Florida First on August 16, 2017

We want to make sure that our aging loved ones are doing so happily. But, depression and the elderly are a pair seen all too often. Aging doesn’t have to bring about depression. In fact, there are a few things that families of aging individuals can do to prevent developed depression. Depression and the elderly don’t have to become the norm, and family efforts can help!

What is Depression?

To determine if you or a loved one is struggling with depression, it’s good to know what it really is first. Depression is not just a state of sadness, it’s a chronic sadness that lasts for weeks. Symptoms of depression often include:

  • Suicidal thoughts or actions
  • Apathy for past interests
  • Loss of energy
  • Mood swings
  • Decreased focus and concentration
  • Unhealthy sleep patterns
  • Malnourishment or overeating
  • Anxiety

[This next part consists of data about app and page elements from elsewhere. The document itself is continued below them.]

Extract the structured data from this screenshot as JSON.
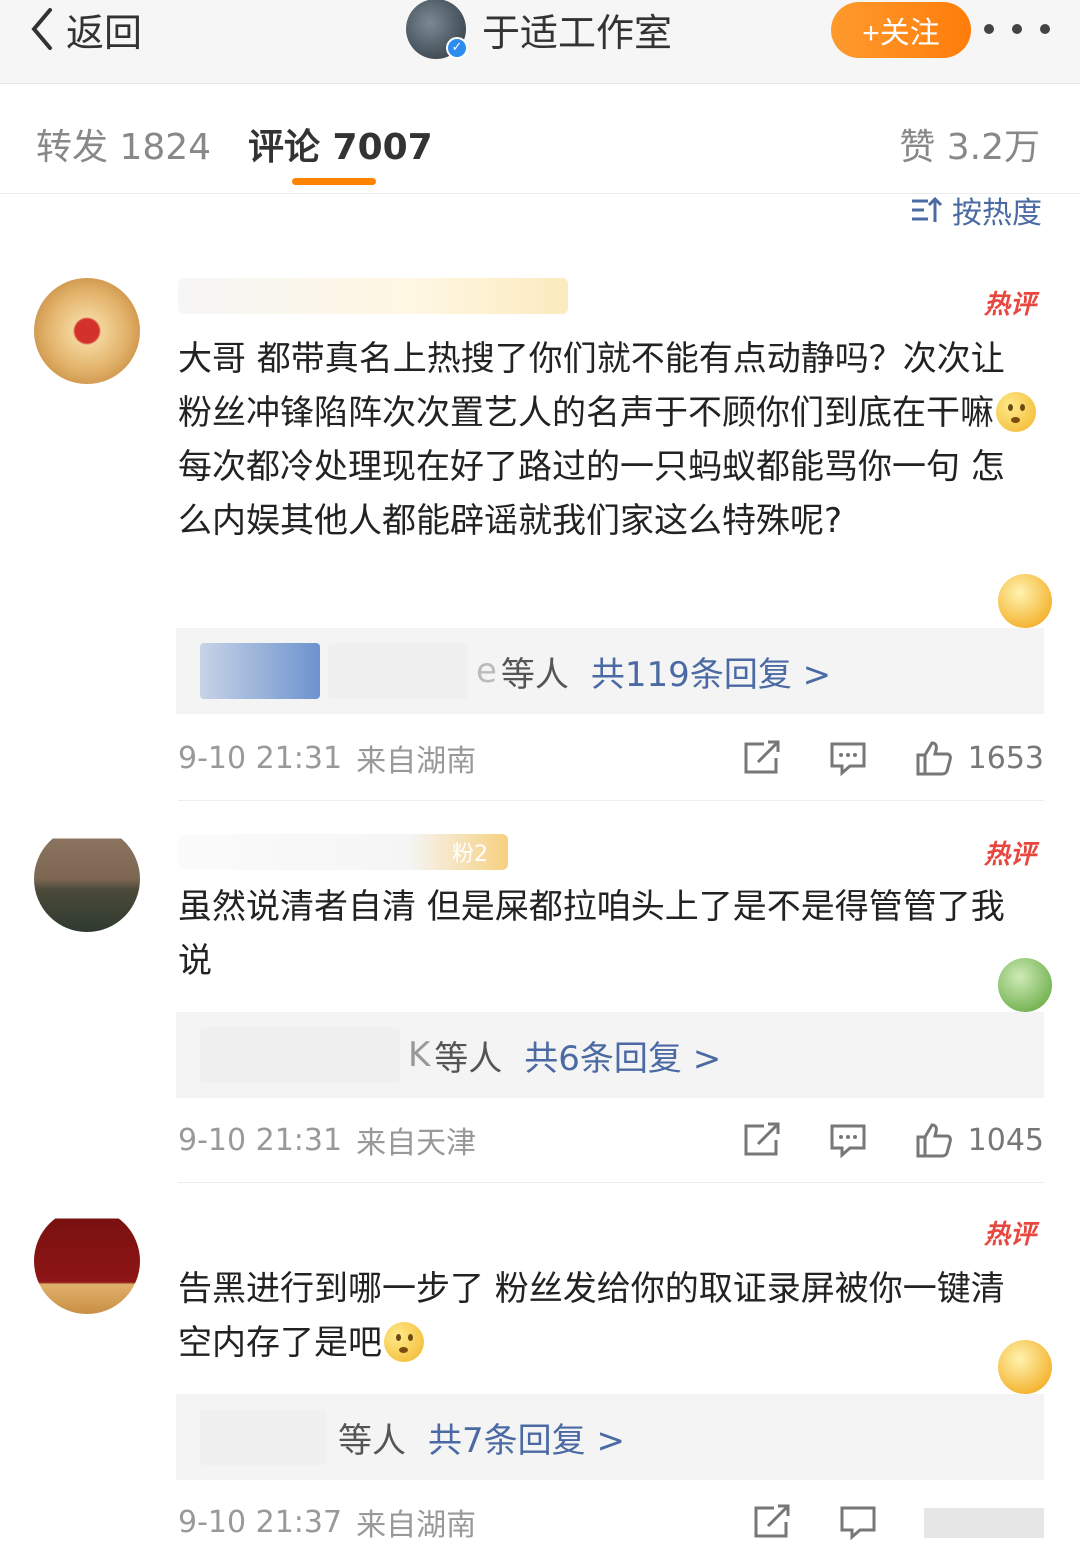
{
  "header": {
    "back_label": "返回",
    "account_name": "于适工作室",
    "follow_label": "+关注"
  },
  "tabs": {
    "repost": "转发 1824",
    "comments": "评论 7007",
    "likes": "赞 3.2万"
  },
  "sort_label": "按热度",
  "comments": [
    {
      "badge": "热评",
      "text_a": "大哥 都带真名上热搜了你们就不能有点动静吗？次次让粉丝冲锋陷阵次次置艺人的名声于不顾你们到底在干嘛",
      "text_b": "每次都冷处理现在好了路过的一只蚂蚁都能骂你一句 怎么内娱其他人都能辟谣就我们家这么特殊呢?",
      "reply_suffix": "e",
      "reply_who": "等人",
      "reply_link": "共119条回复 >",
      "time": "9-10 21:31",
      "location": "来自湖南",
      "likes": "1653"
    },
    {
      "badge": "热评",
      "fan_badge": "粉2",
      "text_a": "虽然说清者自清 但是屎都拉咱头上了是不是得管管了我说",
      "reply_suffix": "K",
      "reply_who": "等人",
      "reply_link": "共6条回复 >",
      "time": "9-10 21:31",
      "location": "来自天津",
      "likes": "1045"
    },
    {
      "badge": "热评",
      "text_a": "告黑进行到哪一步了 粉丝发给你的取证录屏被你一键清空内存了是吧",
      "reply_who": "等人",
      "reply_link": "共7条回复 >",
      "time": "9-10 21:37",
      "location": "来自湖南"
    }
  ],
  "colors": {
    "accent_orange": "#ff8200",
    "link_blue": "#4b6aa3",
    "hot_red": "#e8473f"
  }
}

The Risks for the Pairing of Depression and the Elderly

According to the Centers for Disease Control and Prevention, “older adults are at an increased risk for experiencing depression.” Also recorded by the CDC is that 50% of older adults have been diagnosed with a chronic condition. And, 80% of older adults have been diagnosed with two or more chronic conditions. With every diagnosed chronic condition, the risk of developing depression increases. This is because health conditions may interfere with everyday tasks and functionality. Additionally, many aging individuals may not be diagnosed with depression because it is seen as a result of either getting older or experiencing health issues. So, although many aging individuals may be struggling with depression, many don’t get the help they need to get better.

Fortunately, although aging individuals may be at a higher risk for depression, the truth is that the majority aren’t. But, that doesn’t mean that we shouldn’t be aware of our aging loved one’s mental health. Especially if they have been diagnosed with chronic health conditions. If your loved one is exhibiting symptoms of depression or has been diagnosed with depression, there are a few things you and your family can do to help.

Options for Dealing with Depression and the Elderly

Remain in Contact: Many times, the elderly will develop symptoms of depression as a result of loneliness. Aging comes with inevitable negatives that may include the loss of a spouse, diagnosed health problems, and loss of function to perform daily tasks. These symptoms of aging can make one feel alone. Let your aging loved one know that they aren’t alone by reaching out frequently and scheduling visits. A five-minute phone call, while only a taking a moment of your day, could mean the world to an elderly family member. Not only can you attempt to remain in contact, but you can enlist your other family member to do so as well.

Community Involvement:Social interaction is mentally stimulating, and can greatly help anyone suffering from depression. Check out your community events and organizations to see if they offer events for senior citizens. These events may be a great change of pace from the daily routine. Also, they are a good outlet to find like-minded individuals who may end up becoming dear friends.

Teach Technology:With the advancements in recent years with social media and other internet resources, it’s so much easier to keep in contact with loved ones. But, elderly individuals may not understand technology to be able to accurately use these resources. Take the time to educate your aging loved one on how to utilize these services so that they can actively seek social interaction for themselves.

Invest in a Caregiver:In-home caregivers not only provide needed services around the house and help with medication. They also offer compassionate support. They may offer services like setting up social gatherings, writing letters, and managing social media accounts. Additionally, they may make going to social events more possible by providing transportation. If you think that a caregiver could be a great help to your aging loved one struggling with depression, Florida First may be able to help. We offer a referral service that refers to families licensed and registered nurses and caregivers.

To find out more about our home caregiver referral service, please give us a call today at 561-771-5980.